Lamda Legal filed a lawsuit Tuesday against the State of Oregon over a denial of health insurance coverage for a trans employee’s gender reassignment-related surgery that was deemed medically necessary in order to treat his Gender Identity Disorder (GID).
The man in question, Alec Esquivel, is a law school graduate clerking for the Oregon Court of Appeals. Sex-assigned female at birth, Esquivel was officially diagnosed with GID in 2001, at which time he began the long process of altering his physical gender expression to match his male gender identity.
In 2010 Esquivel sought as part of that transition process insurance coverage for a hysterectomy, a procedure that with few exceptions is routinely covered under employee state health plans. However, on June 21, 2010, the coverage was denied Esquivel based on the plan’s exclusion of transition-related health care. This Lambda Legal will now argue in court is a violation of Oregon’s nondiscrimination guarantees.
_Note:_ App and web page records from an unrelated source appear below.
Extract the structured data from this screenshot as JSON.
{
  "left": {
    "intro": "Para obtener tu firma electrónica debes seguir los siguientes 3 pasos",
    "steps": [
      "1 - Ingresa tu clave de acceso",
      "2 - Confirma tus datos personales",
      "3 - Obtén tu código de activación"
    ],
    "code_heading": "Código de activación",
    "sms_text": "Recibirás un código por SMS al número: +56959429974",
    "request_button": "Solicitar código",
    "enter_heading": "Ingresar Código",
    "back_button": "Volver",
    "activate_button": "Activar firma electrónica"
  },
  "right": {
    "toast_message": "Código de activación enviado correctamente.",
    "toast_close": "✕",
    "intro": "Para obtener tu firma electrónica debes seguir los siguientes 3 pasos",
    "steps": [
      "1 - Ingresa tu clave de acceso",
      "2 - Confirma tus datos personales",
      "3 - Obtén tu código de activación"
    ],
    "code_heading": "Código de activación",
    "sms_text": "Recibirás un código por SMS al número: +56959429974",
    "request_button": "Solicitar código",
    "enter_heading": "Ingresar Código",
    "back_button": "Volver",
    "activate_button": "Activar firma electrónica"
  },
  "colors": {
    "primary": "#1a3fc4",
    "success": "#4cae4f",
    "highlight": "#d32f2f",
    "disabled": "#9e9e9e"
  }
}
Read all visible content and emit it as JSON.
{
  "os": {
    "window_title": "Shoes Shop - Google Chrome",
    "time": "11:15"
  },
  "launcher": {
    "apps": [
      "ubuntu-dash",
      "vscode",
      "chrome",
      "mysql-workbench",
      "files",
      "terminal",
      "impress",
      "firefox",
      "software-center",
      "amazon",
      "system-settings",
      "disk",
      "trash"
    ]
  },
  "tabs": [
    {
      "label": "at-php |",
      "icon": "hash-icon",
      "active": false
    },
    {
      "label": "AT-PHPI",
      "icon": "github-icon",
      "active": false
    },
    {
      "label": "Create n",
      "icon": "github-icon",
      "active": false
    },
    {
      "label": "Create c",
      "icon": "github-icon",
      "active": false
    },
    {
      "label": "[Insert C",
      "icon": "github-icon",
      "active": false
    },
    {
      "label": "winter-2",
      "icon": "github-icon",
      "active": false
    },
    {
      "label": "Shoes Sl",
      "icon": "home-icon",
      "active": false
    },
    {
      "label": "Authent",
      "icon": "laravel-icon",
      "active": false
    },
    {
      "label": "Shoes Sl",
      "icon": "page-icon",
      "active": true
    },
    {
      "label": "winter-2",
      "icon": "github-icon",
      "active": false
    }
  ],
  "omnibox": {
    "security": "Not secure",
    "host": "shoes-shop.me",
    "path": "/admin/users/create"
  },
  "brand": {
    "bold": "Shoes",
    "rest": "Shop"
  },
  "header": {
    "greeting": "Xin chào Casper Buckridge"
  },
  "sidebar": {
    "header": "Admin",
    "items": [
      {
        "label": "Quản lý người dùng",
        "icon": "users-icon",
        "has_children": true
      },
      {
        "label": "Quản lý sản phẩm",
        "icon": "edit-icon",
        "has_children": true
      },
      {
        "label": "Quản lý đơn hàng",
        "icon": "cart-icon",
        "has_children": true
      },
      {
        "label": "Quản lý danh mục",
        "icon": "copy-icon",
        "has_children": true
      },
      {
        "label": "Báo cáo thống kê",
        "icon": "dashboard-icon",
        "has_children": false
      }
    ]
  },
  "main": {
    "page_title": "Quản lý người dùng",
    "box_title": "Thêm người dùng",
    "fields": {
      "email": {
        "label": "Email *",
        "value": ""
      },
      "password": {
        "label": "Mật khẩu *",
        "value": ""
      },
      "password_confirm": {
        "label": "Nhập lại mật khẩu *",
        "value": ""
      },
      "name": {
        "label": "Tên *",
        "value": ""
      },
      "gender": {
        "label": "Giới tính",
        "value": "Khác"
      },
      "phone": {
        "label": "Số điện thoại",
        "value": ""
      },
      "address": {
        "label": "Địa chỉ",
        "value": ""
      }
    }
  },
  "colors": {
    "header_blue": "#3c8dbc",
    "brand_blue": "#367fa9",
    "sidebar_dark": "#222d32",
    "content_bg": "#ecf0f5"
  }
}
“Alec Esquivel was denied coverage for a medically necessary procedure specifically because he is transgender. This type of discrimination is unlawful and risks the health of hardworking, productive citizens of Oregon,” said Dru Levasseur, Transgender Rights Attorney at Lambda Legal. “By not covering this procedure, the state is refusing to provide him with the same health care coverage as his co-workers.”
“Whether your insurance will cover a medically necessary procedure should not depend on who you are,” said Jennifer Middleton, attorney for Middleton & Lee, PC. “The Oregon legislature outlawed this kind of discrimination in 2007 and the State has no place continuing to practice it.”
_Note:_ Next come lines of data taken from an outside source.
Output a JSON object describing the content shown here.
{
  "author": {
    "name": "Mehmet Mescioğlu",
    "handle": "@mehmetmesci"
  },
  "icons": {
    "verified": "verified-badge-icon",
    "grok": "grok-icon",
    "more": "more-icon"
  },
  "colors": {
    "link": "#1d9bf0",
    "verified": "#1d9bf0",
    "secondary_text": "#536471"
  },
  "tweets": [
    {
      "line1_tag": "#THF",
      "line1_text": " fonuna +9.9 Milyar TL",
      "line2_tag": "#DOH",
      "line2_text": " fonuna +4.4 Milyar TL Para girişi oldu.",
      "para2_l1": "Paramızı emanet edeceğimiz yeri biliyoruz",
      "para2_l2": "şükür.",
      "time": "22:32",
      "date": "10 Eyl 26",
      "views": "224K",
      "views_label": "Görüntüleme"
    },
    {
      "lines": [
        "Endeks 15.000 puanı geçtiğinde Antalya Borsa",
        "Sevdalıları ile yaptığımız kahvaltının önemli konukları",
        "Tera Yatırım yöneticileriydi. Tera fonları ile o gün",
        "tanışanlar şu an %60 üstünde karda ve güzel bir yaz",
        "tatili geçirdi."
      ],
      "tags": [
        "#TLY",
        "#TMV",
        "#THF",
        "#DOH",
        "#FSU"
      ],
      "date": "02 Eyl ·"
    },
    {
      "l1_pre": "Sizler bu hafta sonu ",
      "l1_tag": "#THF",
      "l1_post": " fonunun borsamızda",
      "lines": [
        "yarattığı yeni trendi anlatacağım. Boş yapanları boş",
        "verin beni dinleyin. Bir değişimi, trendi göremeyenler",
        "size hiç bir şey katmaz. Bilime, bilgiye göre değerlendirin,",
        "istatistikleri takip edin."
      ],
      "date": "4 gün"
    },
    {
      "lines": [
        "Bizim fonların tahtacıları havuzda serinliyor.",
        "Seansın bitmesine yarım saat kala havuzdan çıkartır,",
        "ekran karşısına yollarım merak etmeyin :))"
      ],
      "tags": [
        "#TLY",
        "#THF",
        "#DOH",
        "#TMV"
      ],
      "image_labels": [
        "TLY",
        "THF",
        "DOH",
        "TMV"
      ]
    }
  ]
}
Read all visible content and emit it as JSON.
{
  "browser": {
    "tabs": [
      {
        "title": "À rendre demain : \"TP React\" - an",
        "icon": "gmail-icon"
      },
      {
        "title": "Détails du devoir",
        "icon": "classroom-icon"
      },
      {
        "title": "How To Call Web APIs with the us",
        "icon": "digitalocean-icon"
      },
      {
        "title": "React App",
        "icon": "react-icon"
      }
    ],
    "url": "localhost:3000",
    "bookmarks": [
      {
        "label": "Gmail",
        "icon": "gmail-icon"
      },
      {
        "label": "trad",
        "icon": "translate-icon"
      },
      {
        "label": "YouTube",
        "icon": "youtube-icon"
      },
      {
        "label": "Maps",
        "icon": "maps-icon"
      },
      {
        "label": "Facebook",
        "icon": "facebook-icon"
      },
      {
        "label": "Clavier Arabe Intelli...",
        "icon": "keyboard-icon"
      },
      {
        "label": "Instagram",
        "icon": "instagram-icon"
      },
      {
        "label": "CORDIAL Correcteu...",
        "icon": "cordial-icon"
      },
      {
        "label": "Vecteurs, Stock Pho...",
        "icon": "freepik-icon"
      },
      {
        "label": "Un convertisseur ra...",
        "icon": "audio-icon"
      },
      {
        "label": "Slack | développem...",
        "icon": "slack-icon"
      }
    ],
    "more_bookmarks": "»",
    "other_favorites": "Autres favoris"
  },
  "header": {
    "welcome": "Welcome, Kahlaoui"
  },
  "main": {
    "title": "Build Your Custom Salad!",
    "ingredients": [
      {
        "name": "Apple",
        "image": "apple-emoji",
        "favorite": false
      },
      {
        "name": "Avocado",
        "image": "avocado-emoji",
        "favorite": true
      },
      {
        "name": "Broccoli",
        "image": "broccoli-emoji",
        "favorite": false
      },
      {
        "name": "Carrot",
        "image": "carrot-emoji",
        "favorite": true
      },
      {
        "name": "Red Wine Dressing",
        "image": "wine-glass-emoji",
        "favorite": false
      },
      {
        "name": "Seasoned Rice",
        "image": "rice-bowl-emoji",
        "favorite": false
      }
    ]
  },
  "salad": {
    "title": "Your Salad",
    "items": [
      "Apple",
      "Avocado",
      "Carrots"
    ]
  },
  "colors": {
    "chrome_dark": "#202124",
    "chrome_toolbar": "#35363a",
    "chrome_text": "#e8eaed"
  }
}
Gender Identity Disorder is a serious medical condition recognized by the American Medical Association, the American Psychological Association, the American Academy of Family Physicians, and the National Association of Social Workers. GID treatment varies by individual, but can involve a combination of hormone therapy, sex reassignment surgery and Real Life Experience (living for a period of time in accordance with your gender identity). The AMA and other the organizations above have called for an end to discriminatory exclusions of medical care in public and private health insurance policies for people with GID.
“My doctor has determined that this procedure is necessary for me,” said Alec Esquivel. “Other people who work here and who need this very same procedure get the coverage they need, why shouldn’t I?”
Read more about the case, Esquivel v. Oregon.
Lambda Legal filed the suit against the state of Oregon and the Public Employees’ Benefit Board on the grounds that Oregon’s nondiscrimination law prohibits an employer from denying insurance coverage on grounds of gender identity.
Senate Bill 2, the Oregon Equality Act, passed in May of 2007 and brought into force January 2008, added sexual orientation to the state’s nondiscrimination statute as it applies to employment and housing.
Sexual orientation is defined by the statute as “an individual’s actual or perceived heterosexuality, homosexuality, bisexuality or gender identity, regardless of whether the individual’s gender identity, appearance, expression or behavior differs from that traditionally associated with the individual’s sex at birth.”
Photo used under the Creative Commons Attribution License, with thanks to brainchildvn.